Countries across the globe are in a rush to inoculate its citizens and get a handle on the pandemic, whereas India has at least 50 million doses and more, ready for use but the Central government and the Serum Institute of India are unable to reach a decision on the price of the Covishield vaccine. The airlifting of the vaccine was apparently supposed to start happening by 7 or 8 January, but it is likely to happen only by Monday now.
According to a letter released by Brazillian president’s office on Friday, amid border delays to vaccine’s arrival in Brazil, Jair Bolsonaro, the president of Brazil, asked Prime Minister Narendra Modi to expedite a shipment of AstraZeneca’s Covid-19 vaccine.

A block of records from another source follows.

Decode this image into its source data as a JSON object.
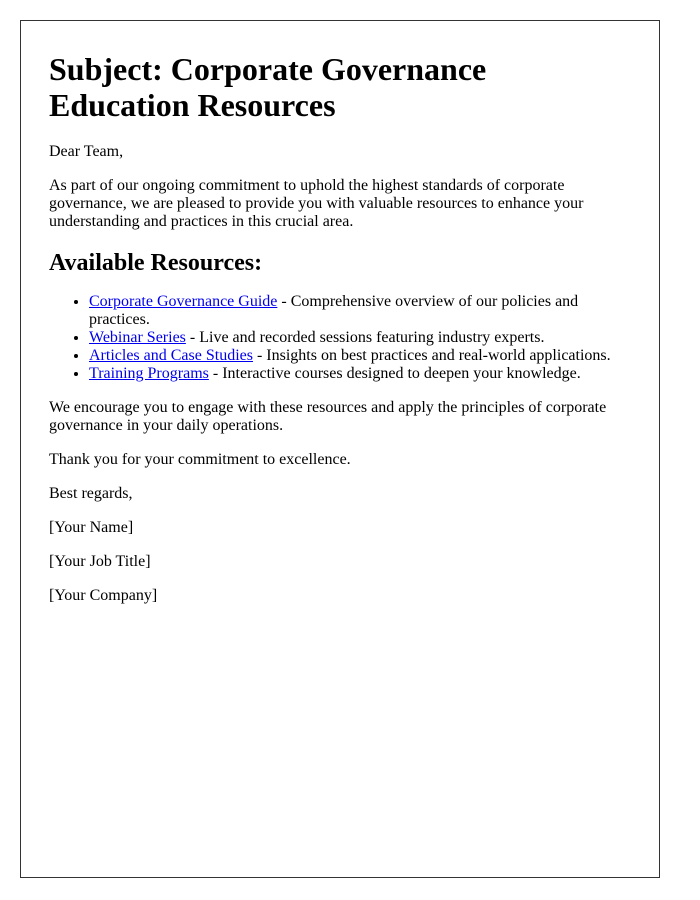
{
  "letter": {
    "subject": "Subject: Corporate Governance Education Resources",
    "greeting": "Dear Team,",
    "intro": "As part of our ongoing commitment to uphold the highest standards of corporate governance, we are pleased to provide you with valuable resources to enhance your understanding and practices in this crucial area.",
    "resources_heading": "Available Resources:",
    "resources": [
      {
        "link": "Corporate Governance Guide",
        "description": " - Comprehensive overview of our policies and practices."
      },
      {
        "link": "Webinar Series",
        "description": " - Live and recorded sessions featuring industry experts."
      },
      {
        "link": "Articles and Case Studies",
        "description": " - Insights on best practices and real-world applications."
      },
      {
        "link": "Training Programs",
        "description": " - Interactive courses designed to deepen your knowledge."
      }
    ],
    "encourage": "We encourage you to engage with these resources and apply the principles of corporate governance in your daily operations.",
    "thanks": "Thank you for your commitment to excellence.",
    "closing": "Best regards,",
    "name": "[Your Name]",
    "job_title": "[Your Job Title]",
    "company": "[Your Company]"
  },
  "colors": {
    "link": "#0000ee",
    "border": "#333333"
  }
}
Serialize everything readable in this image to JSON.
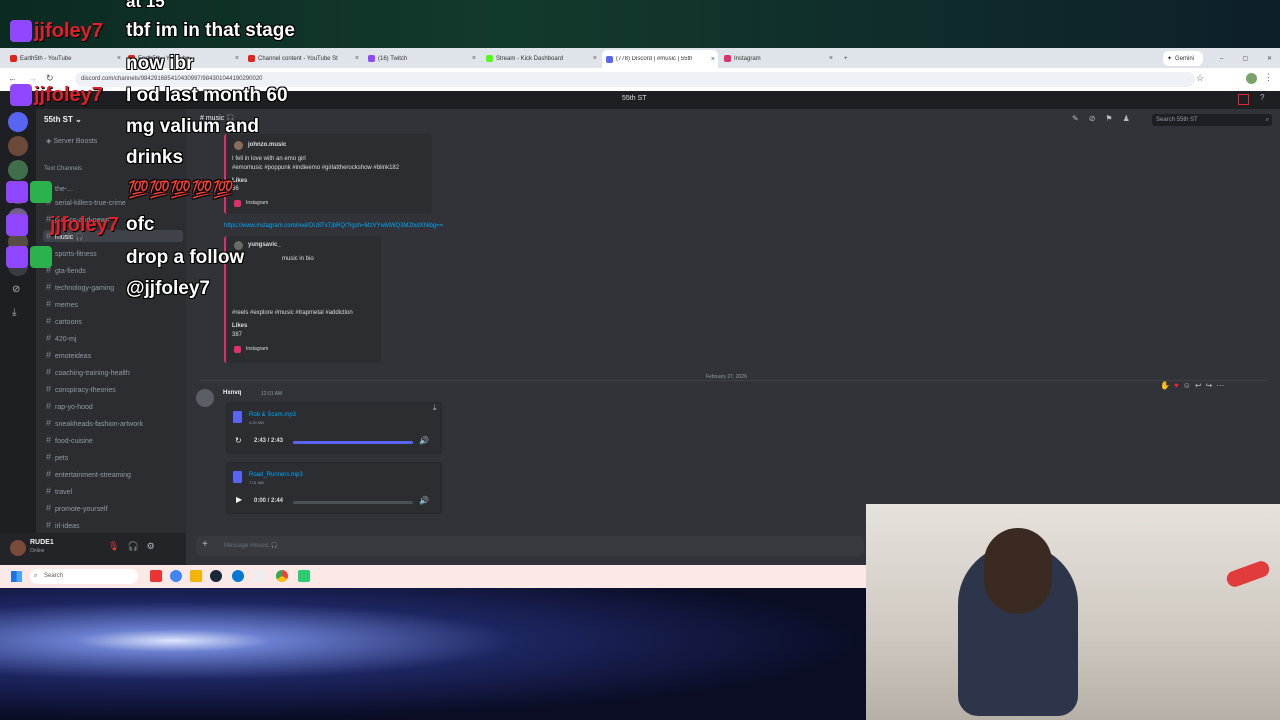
{
  "overlay": {
    "top_partial": "at 15",
    "user": "jjfoley7",
    "messages": [
      "tbf im in that stage",
      "now ibr",
      "I od last month 60",
      "mg valium and",
      "drinks",
      "ofc",
      "drop a follow",
      "@jjfoley7"
    ],
    "emotes": "💯💯💯💯💯"
  },
  "browser": {
    "tabs": [
      "Earth5th - YouTube",
      "Channel content - YouTube St",
      "(16) Twitch",
      "Stream - Kick Dashboard",
      "(778) Discord | #music | 55th",
      "Instagram"
    ],
    "url": "discord.com/channels/984291685410430997/984301044190290020",
    "profile_label": "Gemini"
  },
  "discord": {
    "window_title": "55th ST",
    "server_name": "55th ST",
    "server_boosts": "Server Boosts",
    "section": "Text Channels",
    "channels": [
      "the-...",
      "serial-killers-true-crime",
      "politics-and-news",
      "music 🎧",
      "sports-fitness",
      "gta-fiends",
      "technology-gaming",
      "memes",
      "cartoons",
      "420-mj",
      "emoteideas",
      "coaching-training-health",
      "conspiracy-theories",
      "rap-yo-hood",
      "sneakheads-fashion-artwork",
      "food-cuisine",
      "pets",
      "entertainment-streaming",
      "travel",
      "promote-yourself",
      "irl-ideas"
    ],
    "header_channel": "music 🎧",
    "search_placeholder": "Search 55th ST",
    "embed1": {
      "author": "johnzo.music",
      "text": "I fell in love with an emo girl",
      "tags": "#emomusic #poppunk #indieemo #girlattherockshow #blink182",
      "likes_label": "Likes",
      "likes": "66",
      "source": "Instagram"
    },
    "link": "https://www.instagram.com/reel/DU8TxTjbRQ/?igsh=MzVYwMWQ3M2txdXNibg==",
    "embed2": {
      "author": "yungsavic_",
      "bio": "music in bio",
      "tags": "#reels #explore #music #trapmetal #addiction",
      "likes_label": "Likes",
      "likes": "387",
      "source": "Instagram"
    },
    "date_divider": "February 27, 2026",
    "message": {
      "author": "Hxnvq",
      "time": "12:01 AM"
    },
    "audio1": {
      "name": "Rob & Scam.mp3",
      "size": "4.29 MB",
      "time": "2:43 / 2:43",
      "progress": 1.0
    },
    "audio2": {
      "name": "Road_Runners.mp3",
      "size": "7.01 MB",
      "time": "0:00 / 2:44",
      "progress": 0.0
    },
    "composer_placeholder": "Message #music 🎧",
    "user": {
      "name": "RUDE1",
      "status": "Online"
    }
  },
  "taskbar": {
    "search": "Search"
  },
  "colors": {
    "discord_bg": "#313338",
    "sidebar": "#2b2d31",
    "accent": "#5865f2",
    "chat_name": "#e0202a"
  }
}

Meanwhile SII CEO, Adar Poonawalla said, “There is absolutely no price negotiation at all. The vaccine rollout will happen in a few days. There are due processes to be followed before we transport the vaccine doses”.
On 3 January, Adar Poonawalla said Indian officials have “orally” agreed to buy 100 million doses at a “special price” of 200 rupees ($2.74) a shot, below the about $4 to $5 price tag given to the U.K. government. The company then wants to sell vaccines privately to individuals and companies at a marked-up cost of 1,000 rupees within two to three months.
The Indian government is probably looking to add pressure on SII to lower its prices, as seen by their decision to greenlight a rival vaccine, Covaxin, developed by a local company, Bharat Biotech, which is still recruiting volunteers for final-stage testing.
SII has 50 million doses ready and packed for transportation and distribution at their Pune plant, but they are waiting for the government to place a formal order before they can undertake the massive transportation exercise. IndiGo, in an official statement, said, “In line with our business model and cost leadership strategy, we are happy to evaluate the shipment of Covid-19 vaccines onboard our aircraft and will promise to contribute to the best of our abilities”.